For those in the tank: March 19, 2019, Google announced the streaming service Stadia . A service that allows you to play all games, in fact, right in the browser. From any device, whether it’s a tablet, smartphone, TV set-top box, PC,
In this short article, I would like to express my thoughts on the future of the gaming industry if the initiative from Google is successful. I want to warn you right away that I am not an expert in the field and, for the most part, all of the following is my personal opinion.

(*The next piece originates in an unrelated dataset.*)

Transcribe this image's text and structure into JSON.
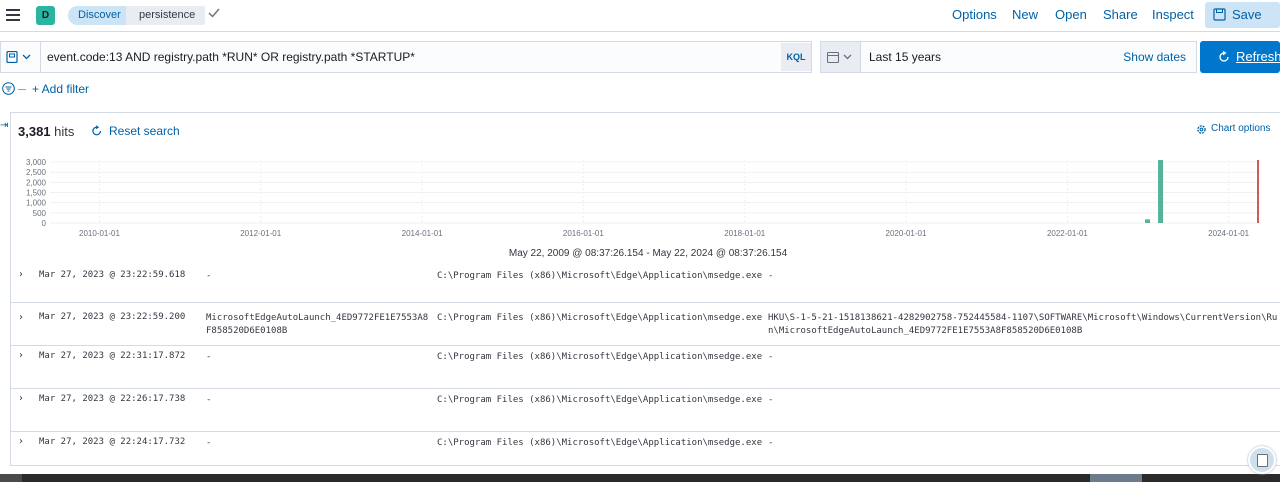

We all know that at the moment there are several streaming services that are functioning (Playkey, Playstation Now, etc.), but they have not gained popularity among the masses. For different reasons. The announcement from Google stirred up the gaming community, analysts (and not so) talked about the revolution, predict the death of consoles. And the main argument: "this is Google."

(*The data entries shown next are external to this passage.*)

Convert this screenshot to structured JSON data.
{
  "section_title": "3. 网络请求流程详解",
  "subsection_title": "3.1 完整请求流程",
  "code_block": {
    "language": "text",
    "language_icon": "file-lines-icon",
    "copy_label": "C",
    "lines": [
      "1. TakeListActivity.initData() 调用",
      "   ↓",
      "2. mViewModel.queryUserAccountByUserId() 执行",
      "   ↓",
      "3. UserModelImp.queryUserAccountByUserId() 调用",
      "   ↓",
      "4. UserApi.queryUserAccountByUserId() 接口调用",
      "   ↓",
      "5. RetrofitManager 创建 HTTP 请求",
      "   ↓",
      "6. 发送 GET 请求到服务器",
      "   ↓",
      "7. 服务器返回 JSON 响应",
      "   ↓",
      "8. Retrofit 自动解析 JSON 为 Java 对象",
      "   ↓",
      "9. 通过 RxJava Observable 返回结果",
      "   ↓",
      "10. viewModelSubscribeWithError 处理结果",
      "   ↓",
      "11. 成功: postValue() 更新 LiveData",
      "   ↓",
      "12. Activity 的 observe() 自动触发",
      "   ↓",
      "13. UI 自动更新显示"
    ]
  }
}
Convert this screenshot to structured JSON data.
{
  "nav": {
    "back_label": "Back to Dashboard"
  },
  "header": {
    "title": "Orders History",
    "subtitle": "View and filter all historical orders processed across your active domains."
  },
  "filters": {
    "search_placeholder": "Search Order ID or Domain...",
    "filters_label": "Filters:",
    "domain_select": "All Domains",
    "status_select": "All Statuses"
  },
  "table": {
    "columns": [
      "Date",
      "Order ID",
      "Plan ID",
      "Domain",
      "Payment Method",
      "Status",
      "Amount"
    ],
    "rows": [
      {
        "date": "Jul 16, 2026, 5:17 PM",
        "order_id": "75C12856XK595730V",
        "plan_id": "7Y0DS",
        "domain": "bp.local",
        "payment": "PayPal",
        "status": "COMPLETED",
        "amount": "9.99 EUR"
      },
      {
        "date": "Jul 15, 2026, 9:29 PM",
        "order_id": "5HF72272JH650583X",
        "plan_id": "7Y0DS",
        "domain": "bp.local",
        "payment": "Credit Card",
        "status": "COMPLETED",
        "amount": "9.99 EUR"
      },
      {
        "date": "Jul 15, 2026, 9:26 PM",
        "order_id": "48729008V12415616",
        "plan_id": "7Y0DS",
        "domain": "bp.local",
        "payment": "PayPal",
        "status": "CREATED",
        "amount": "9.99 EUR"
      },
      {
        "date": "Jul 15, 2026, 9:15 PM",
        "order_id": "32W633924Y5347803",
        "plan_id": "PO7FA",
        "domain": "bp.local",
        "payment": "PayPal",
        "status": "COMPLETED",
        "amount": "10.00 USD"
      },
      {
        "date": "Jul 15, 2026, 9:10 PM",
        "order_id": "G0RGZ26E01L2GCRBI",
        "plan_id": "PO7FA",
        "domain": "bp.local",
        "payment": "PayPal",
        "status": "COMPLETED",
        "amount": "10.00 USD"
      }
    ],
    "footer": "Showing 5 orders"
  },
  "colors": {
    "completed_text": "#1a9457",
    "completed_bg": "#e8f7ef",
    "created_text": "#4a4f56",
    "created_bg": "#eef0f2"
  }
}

Well, that sounds kind of true. And if you believe it, it’s also beautiful. I came home after a hard day, sat down at my old Celeron, opened Metro Exodus in the browser, played, streamed it all to the Internet, went to the toilet, continued playing the game on the smartphone, and so on. In general, it sounds really beautiful. I will not delve into the technical component of this issue, we just take it as a constant - technically everything will be at the highest level.

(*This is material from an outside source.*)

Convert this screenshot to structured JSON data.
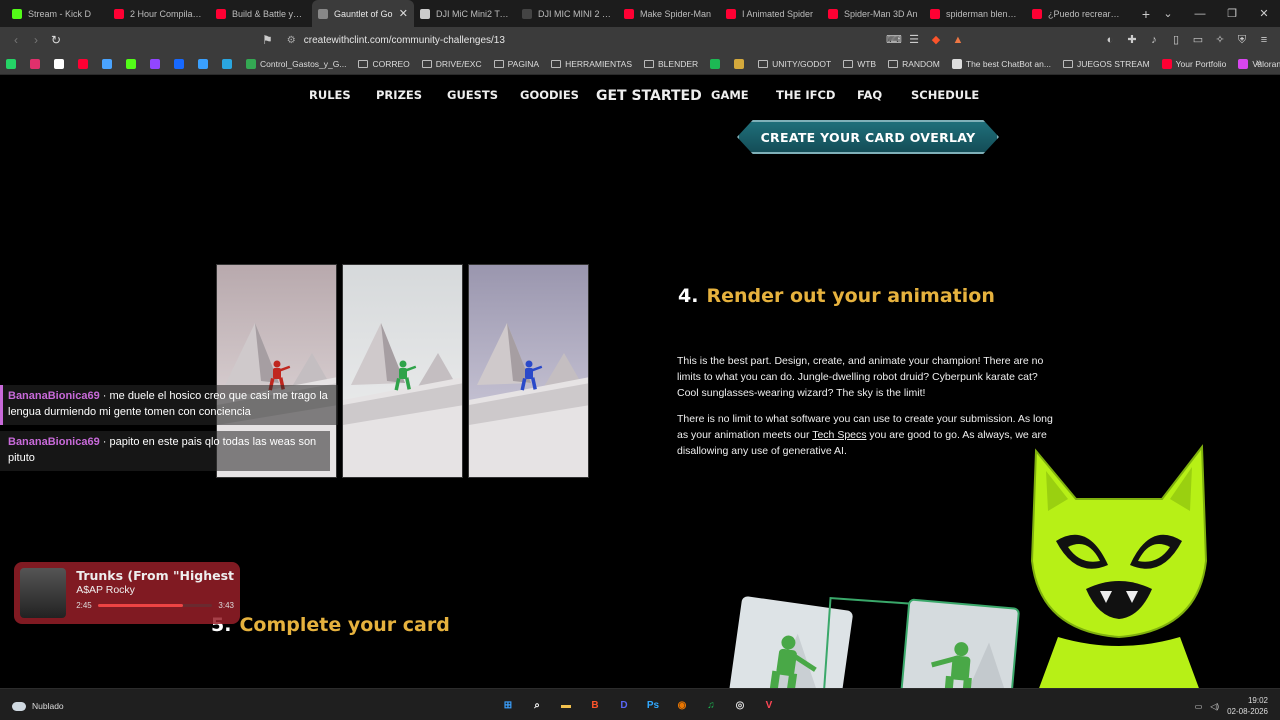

But it confuses, first of all, the confidence of all admiring Stage that all games will cooperate with Google. And how will Stadia be distributed at all? By subscription? Or do you have to pay for the games? It will be more convenient for the user to subscribe. For the developer, payment is more likely. Maybe a hybrid model? Do you want a game on your account? Pay. Want to play rent? Take a subscription. But what about the prices?
If Google chooses a subscription model. How much will such a subscription cost? After all, the developer will have to abandon the usual distribution of games, of course, digital copies of games will continue to be sold, because Stadia will not take the entire market for itself, yet sales of digital copies will drop significantly. But will Google be able to make up for losses to developers? Microtransactions will reach a new level. Lootboxes will be everywhere, because developers need money. All games will essentially f2p with in-game items at every turn.
If Google chooses a model for selling games, like on Steam, Epic Games Store, etc. You have an account, you buy a game, get it on your account and you can play from anywhere. There are still 2 options.
Option 1: Google cooperates with stores, makes OAuth authorization, money of buyers nevertheless passes through Steam and through Google.
Option 2: Google launches its store, which will compete with Steam.
Personally, in my opinion, Valve will not want either the first or the second. Cause? Still money. Steam is a leader in gaming distribution. Epic Games Store of course is trying to fight Steam, but at the moment, the situation is not in favor of EGS. Why should Steam give back part of Google’s profit?
We talked about the developers, talked about the distributors. We turn to the manufacturers of game consoles. More specifically, specifically to Sony. There are two options, again. Or Sony begins to cooperate, significantly reducing the number of consoles produced (because people will start switching to Stadia, which means they will stop buying consoles), release games including those for Stadia. Either there will be no cooperation and Sony will continue to bend its line. And Stadia owners won't be able to play Sony exclusives. And such people will still need to buy a console if they want to play their favorite games from Sony.
Collaboration will likely result in a loss of Sony profits. Will they agree to this? Sounds doubtful, but still possible.
I did not say about the console from Microsoft, but in fact the situation is the same. Except for the situation with exclusives, because they still go to the PC.
Now, iron makers. It is still unknown whether there will be a decline in sales of gaming hardware, because manufacturers are more likely to supply a large amount of equipment to Google. But rather, they still lose a little.
And finally, the users. Yes, probably the only winners in the case of the success of Stadia. You no longer need to think about buying and upgrading iron. You don’t have to spend a lot of money on games. After all, a subscription (nevertheless, everyone around it says that this is exactly what Stadia will have) will cost less in any case than the amount of money a gamer spends on games a year (including the cost of upgrading iron).
As a result, it turns out that users are happy, and everyone else (except Google) is at a loss. Unless of course Google decides to take all the losses upon itself. But it is.
I said in advance that we announced for the constant - technically everything is executed at the highest level. Even by users. In any country. Any resident. But if you deviate from this constant, then the technical problems are added to the current number of Stadia problems. Which are unlikely to be corrected in the
What do you think of Stadia?
PS Personally, I myself believe that Stadia will not be able to win the hearts of gamers and make a revolution in the gaming industry in the coming years.
PPS And yes, I’m a slab.
A couple of links:
Google Stadia Website Google Stadia
Opinion of Anton Logvinov